On Tuesday, Air India - India's flag carrier - backtracked on a controversial decision to ban bottles of Zamzam water on some of its flights. 

The airline also said that they would allow passengers returning from Hajj an extra five kilograms of baggage allowance to make sure they can carry the water. This all came after news of the ban sparked intense backlash among Muslim Indians and people of the faith all around the world. In a post uploaded on their official Twitter account, airline officials revealed they have completely revoked the ban, writing

"With reference to instructions regarding non carriage of Zamzam cans, on AI966 and AI964, we wish to clarify that passengers are allowed to carry Zamzam cans within their permissible baggage allowance.
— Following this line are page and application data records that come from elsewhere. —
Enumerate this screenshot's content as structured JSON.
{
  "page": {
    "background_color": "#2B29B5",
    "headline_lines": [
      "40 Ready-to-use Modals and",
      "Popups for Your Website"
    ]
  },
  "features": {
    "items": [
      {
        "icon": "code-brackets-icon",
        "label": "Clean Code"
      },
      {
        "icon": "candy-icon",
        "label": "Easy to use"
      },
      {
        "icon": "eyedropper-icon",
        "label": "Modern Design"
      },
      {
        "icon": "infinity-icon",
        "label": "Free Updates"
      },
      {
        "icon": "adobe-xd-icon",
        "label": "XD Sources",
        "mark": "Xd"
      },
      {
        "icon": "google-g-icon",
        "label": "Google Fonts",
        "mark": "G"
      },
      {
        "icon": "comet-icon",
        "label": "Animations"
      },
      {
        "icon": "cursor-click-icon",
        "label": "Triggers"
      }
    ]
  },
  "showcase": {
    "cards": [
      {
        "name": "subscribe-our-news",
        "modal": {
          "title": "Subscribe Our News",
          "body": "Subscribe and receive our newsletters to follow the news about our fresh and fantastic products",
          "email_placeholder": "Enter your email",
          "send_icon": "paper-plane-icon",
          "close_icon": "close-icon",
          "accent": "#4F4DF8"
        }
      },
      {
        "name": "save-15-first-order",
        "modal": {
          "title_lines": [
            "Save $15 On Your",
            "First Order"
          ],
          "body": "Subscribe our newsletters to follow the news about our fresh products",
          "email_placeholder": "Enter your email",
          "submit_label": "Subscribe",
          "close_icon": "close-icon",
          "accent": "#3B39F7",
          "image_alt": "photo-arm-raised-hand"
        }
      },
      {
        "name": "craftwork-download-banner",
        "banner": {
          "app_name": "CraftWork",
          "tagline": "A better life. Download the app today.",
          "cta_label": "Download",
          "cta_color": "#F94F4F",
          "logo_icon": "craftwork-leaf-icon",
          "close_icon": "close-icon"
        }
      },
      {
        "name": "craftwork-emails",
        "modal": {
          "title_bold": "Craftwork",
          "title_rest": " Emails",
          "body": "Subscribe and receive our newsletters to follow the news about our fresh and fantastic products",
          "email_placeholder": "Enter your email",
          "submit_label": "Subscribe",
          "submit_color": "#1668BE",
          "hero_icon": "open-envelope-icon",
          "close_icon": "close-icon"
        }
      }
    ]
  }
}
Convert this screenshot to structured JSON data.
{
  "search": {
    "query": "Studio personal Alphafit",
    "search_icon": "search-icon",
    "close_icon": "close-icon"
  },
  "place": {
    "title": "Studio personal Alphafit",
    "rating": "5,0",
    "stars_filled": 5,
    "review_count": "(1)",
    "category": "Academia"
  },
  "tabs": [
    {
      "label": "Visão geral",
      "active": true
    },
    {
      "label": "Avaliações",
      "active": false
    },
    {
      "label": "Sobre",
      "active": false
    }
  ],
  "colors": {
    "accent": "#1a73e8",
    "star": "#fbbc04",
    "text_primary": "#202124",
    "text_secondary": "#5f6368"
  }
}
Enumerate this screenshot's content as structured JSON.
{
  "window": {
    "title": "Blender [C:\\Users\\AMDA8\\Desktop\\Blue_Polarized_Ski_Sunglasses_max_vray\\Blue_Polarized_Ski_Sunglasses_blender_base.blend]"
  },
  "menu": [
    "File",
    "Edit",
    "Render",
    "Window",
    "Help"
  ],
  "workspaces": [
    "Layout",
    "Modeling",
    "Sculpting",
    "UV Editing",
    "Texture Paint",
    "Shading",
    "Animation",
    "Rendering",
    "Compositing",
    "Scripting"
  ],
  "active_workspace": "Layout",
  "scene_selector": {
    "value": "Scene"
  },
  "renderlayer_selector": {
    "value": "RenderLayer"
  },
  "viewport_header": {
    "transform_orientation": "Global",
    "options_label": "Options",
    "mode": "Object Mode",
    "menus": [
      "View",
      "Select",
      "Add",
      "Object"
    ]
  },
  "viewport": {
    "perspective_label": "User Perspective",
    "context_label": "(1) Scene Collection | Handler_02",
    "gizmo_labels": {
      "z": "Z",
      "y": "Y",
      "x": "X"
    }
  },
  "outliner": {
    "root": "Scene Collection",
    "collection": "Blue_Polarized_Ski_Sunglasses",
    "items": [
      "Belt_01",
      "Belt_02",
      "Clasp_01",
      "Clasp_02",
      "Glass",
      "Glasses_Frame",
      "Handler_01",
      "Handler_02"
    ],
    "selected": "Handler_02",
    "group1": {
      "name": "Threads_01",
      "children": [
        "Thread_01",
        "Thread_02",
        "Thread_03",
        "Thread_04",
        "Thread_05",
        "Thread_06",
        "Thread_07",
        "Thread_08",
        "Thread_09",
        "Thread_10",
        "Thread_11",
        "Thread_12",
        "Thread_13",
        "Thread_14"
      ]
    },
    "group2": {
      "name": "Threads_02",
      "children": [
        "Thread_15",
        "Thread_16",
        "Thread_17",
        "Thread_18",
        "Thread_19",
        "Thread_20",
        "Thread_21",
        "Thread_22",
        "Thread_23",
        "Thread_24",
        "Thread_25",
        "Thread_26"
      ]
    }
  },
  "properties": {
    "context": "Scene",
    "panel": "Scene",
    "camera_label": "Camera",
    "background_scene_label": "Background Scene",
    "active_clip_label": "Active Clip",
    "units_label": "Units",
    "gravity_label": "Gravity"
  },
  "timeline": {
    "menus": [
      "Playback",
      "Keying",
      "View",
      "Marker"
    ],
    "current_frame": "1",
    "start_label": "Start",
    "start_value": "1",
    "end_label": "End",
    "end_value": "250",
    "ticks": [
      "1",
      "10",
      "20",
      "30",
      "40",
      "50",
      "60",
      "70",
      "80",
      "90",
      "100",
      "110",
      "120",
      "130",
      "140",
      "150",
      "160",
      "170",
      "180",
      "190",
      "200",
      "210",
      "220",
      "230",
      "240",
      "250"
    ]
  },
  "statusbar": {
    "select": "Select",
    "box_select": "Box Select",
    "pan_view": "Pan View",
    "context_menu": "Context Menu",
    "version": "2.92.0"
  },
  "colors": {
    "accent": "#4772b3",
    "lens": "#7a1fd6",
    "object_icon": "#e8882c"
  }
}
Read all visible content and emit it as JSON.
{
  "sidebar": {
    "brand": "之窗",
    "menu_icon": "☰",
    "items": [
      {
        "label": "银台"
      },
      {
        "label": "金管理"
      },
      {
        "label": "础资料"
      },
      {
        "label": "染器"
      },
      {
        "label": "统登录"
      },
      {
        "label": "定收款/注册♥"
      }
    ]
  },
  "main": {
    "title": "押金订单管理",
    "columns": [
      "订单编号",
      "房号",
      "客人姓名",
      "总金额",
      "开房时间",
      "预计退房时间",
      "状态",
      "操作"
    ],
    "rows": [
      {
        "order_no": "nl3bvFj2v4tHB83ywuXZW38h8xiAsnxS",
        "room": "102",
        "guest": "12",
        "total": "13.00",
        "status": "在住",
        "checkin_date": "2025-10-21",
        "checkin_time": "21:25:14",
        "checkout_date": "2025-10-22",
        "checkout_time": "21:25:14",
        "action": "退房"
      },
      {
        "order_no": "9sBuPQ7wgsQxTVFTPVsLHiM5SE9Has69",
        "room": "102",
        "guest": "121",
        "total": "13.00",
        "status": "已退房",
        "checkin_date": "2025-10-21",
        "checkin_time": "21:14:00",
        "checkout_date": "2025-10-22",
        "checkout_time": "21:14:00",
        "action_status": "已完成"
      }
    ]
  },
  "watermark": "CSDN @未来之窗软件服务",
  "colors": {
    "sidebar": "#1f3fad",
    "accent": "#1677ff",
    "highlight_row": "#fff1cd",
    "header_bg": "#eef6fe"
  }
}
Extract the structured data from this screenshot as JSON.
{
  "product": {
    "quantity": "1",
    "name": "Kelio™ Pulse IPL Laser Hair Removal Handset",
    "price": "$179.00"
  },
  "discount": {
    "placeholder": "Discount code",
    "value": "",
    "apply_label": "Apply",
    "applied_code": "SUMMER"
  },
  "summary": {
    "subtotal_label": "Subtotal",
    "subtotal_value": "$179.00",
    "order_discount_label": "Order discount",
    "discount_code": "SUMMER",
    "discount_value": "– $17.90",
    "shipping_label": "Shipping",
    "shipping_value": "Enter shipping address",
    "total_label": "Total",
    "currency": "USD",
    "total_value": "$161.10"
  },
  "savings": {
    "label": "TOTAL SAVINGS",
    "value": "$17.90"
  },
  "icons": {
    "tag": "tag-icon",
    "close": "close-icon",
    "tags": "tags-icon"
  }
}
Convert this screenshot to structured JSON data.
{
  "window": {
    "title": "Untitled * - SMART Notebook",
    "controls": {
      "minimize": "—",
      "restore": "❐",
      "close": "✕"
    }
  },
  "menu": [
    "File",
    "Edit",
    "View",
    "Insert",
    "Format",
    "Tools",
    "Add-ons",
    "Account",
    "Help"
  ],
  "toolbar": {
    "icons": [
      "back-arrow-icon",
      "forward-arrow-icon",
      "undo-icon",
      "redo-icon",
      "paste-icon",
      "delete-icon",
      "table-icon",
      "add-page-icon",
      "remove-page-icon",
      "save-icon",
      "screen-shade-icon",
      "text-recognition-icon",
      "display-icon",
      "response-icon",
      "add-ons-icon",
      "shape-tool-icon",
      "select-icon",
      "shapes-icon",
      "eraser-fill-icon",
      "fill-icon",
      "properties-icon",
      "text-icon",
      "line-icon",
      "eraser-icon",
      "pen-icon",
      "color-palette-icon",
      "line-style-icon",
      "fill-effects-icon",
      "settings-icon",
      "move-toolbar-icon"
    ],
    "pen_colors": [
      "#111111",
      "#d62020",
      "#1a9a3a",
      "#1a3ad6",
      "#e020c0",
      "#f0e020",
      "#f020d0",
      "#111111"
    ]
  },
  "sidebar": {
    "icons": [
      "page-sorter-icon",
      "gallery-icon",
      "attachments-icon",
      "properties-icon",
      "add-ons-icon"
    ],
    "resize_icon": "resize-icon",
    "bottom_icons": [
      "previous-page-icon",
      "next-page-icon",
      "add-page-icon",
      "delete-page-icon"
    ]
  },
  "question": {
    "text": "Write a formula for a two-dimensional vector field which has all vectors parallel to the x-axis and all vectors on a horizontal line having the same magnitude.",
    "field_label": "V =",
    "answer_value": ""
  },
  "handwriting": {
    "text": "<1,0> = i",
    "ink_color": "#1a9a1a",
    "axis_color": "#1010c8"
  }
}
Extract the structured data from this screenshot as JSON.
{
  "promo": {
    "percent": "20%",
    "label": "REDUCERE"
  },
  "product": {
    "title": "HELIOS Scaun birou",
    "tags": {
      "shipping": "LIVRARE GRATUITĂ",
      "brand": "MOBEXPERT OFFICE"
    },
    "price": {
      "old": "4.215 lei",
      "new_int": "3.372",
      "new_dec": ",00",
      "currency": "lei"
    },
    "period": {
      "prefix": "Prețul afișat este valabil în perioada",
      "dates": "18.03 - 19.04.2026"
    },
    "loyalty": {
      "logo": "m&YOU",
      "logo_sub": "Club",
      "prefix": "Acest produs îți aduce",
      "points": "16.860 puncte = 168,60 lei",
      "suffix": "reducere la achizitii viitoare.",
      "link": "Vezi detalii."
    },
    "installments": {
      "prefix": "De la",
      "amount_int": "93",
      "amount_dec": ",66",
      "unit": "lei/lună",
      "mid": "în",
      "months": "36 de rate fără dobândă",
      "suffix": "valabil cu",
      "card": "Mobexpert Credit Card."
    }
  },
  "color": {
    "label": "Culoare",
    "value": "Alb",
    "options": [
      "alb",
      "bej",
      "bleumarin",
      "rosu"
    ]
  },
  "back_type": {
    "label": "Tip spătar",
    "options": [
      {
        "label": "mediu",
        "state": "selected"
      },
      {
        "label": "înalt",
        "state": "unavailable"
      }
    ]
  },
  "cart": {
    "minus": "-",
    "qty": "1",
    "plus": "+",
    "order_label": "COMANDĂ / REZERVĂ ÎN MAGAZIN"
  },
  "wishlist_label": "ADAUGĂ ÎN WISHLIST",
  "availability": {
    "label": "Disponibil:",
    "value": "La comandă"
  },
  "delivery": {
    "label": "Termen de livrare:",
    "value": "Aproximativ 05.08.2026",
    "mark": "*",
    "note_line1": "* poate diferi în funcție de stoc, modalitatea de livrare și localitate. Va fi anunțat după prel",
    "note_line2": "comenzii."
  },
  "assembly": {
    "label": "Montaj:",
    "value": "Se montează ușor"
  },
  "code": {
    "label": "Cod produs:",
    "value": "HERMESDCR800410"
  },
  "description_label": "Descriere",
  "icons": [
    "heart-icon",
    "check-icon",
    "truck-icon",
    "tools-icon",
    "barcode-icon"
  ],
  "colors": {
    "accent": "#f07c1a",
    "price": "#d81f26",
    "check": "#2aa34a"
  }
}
Please accept our apologies for the inconvenience caused."

The ban was announced by Air India earlier this week and was going to be in effect until Sept.15, which marks the end of the Hajj season. 

In an advisory sent out to travel agents on July 4, Air India's Jeddah sales team said Zamzam water will not be allowed on flights AI966 (Jeddah/Hyderabad/Mumbai) and AI964 (Jeddah/Cochin) "due to change of aircraft and seat limitation."

Speaking to Gulf News, a source at the airline tried to explain the ban, saying Zamzam water will not be allowed on the two flights because "narrow-bodied aircraft have space constraints."

"They are single-aisle planes with a cabin diameter of between three of four metres," he added.

Though the source stated that pilgrims flying on flights other than AI966 and AI964 will be allowed to carry on holy water, those who were affected by the decision before it was backtracked were simply fed up. 

Many also couldn't understand how small bottles of water would affect the "space constraints" of large aircrafts. 

Speaking to Gulf News, A.Khan, a pilgrim who will be attending Hajj later this month, said: "How much space could a small water bottle possibly occupy?"

In statements to Khaleej Times, several other expats expressed their anger over the ban.

"We bring the Zamzam water from the pilgrimage so that we can distribute it among our friends and relatives and share the blessings," Fathimath Manal told the English-language daily. 

Sharjah-based Rahiya Salim also weighed in on the matter, saying:

"I have never heard of such a thing all these years. I will be going on my third Haj this year. Bringing home the Zamzam water is a custom among Muslims. We keep them for use in religious ceremonies."

The apology issued by the airline has been hailed by many. However, not everyone is on the same page, as some people were still troubled by the entire controversy and questioned why Air India would make such a move in the first place, accusing its officials of being Islamophobic.